● **What to produce**
Looking at the records below, say how many lines include "WEST", and add nothing else.
================
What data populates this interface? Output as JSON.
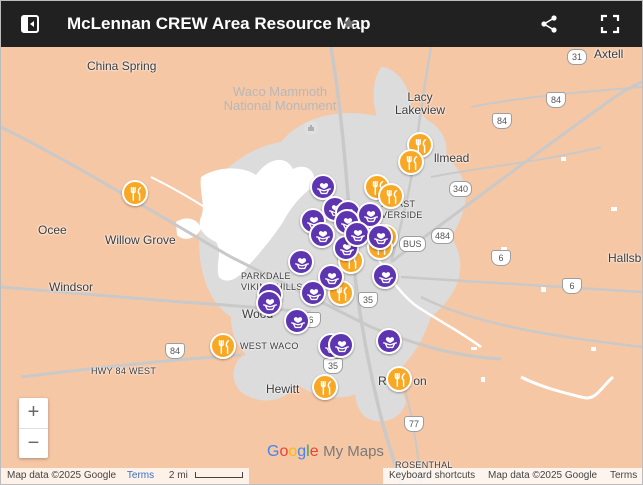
{
  "header": {
    "title": "McLennan CREW Area Resource Map",
    "background": "#212121"
  },
  "map": {
    "land_color": "#f6c7a5",
    "urban_color": "#dcdcdc",
    "water_color": "#ffffff",
    "labels": {
      "china_spring": "China Spring",
      "waco_mammoth": "Waco Mammoth\nNational Monument",
      "lacy_lakeview": "Lacy\nLakeview",
      "bellmead": "llmead",
      "axtell": "Axtell",
      "ocee": "Ocee",
      "willow_grove": "Willow Grove",
      "east_riverside": "N EAST\nVERSIDE",
      "hallsburg": "Hallsb",
      "windsor": "Windsor",
      "parkdale": "PARKDALE\nVIKING HILLS",
      "woodway": "Wood",
      "west_waco": "WEST WACO",
      "hwy84": "HWY 84 WEST",
      "hewitt": "Hewitt",
      "robinson": "Ro      on",
      "rosenthal": "ROSENTHAL"
    },
    "shields": {
      "s31": "31",
      "s84_ne": "84",
      "s84_e": "84",
      "s340": "340",
      "s484": "484",
      "sbus": "BUS",
      "s6_e": "6",
      "s6_far": "6",
      "s35_n": "35",
      "s35_s": "35",
      "s6_w": "6",
      "s84_w": "84",
      "s77": "77"
    },
    "zoom": {
      "in_label": "+",
      "out_label": "−"
    },
    "brand": {
      "g1": "G",
      "o1": "o",
      "o2": "o",
      "g2": "g",
      "l": "l",
      "e": "e",
      "rest": "My Maps"
    },
    "attribution_left": {
      "data": "Map data ©2025 Google",
      "terms": "Terms",
      "scale": "2 mi"
    },
    "attribution_right": {
      "keyboard": "Keyboard shortcuts",
      "data": "Map data ©2025 Google",
      "terms": "Terms"
    }
  },
  "legend_colors": {
    "purple_category": "#5e35b1",
    "orange_category": "#f9a825"
  },
  "markers": [
    {
      "icon": "food",
      "color": "#f9a825"
    },
    {
      "icon": "food",
      "color": "#f9a825"
    },
    {
      "icon": "food",
      "color": "#f9a825"
    },
    {
      "icon": "food",
      "color": "#f9a825"
    },
    {
      "icon": "food",
      "color": "#f9a825"
    },
    {
      "icon": "food",
      "color": "#f9a825"
    },
    {
      "icon": "food",
      "color": "#f9a825"
    },
    {
      "icon": "food",
      "color": "#f9a825"
    },
    {
      "icon": "food",
      "color": "#f9a825"
    },
    {
      "icon": "food",
      "color": "#f9a825"
    },
    {
      "icon": "food",
      "color": "#f9a825"
    },
    {
      "icon": "food",
      "color": "#f9a825"
    },
    {
      "icon": "care",
      "color": "#5e35b1"
    },
    {
      "icon": "care",
      "color": "#5e35b1"
    },
    {
      "icon": "care",
      "color": "#5e35b1"
    },
    {
      "icon": "care",
      "color": "#5e35b1"
    },
    {
      "icon": "care",
      "color": "#5e35b1"
    },
    {
      "icon": "care",
      "color": "#5e35b1"
    },
    {
      "icon": "care",
      "color": "#5e35b1"
    },
    {
      "icon": "care",
      "color": "#5e35b1"
    },
    {
      "icon": "care",
      "color": "#5e35b1"
    },
    {
      "icon": "care",
      "color": "#5e35b1"
    },
    {
      "icon": "care",
      "color": "#5e35b1"
    },
    {
      "icon": "care",
      "color": "#5e35b1"
    },
    {
      "icon": "care",
      "color": "#5e35b1"
    },
    {
      "icon": "care",
      "color": "#5e35b1"
    },
    {
      "icon": "care",
      "color": "#5e35b1"
    },
    {
      "icon": "care",
      "color": "#5e35b1"
    },
    {
      "icon": "care",
      "color": "#5e35b1"
    },
    {
      "icon": "care",
      "color": "#5e35b1"
    },
    {
      "icon": "care",
      "color": "#5e35b1"
    },
    {
      "icon": "care",
      "color": "#5e35b1"
    }
  ]
}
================
● **Solved exercise**
2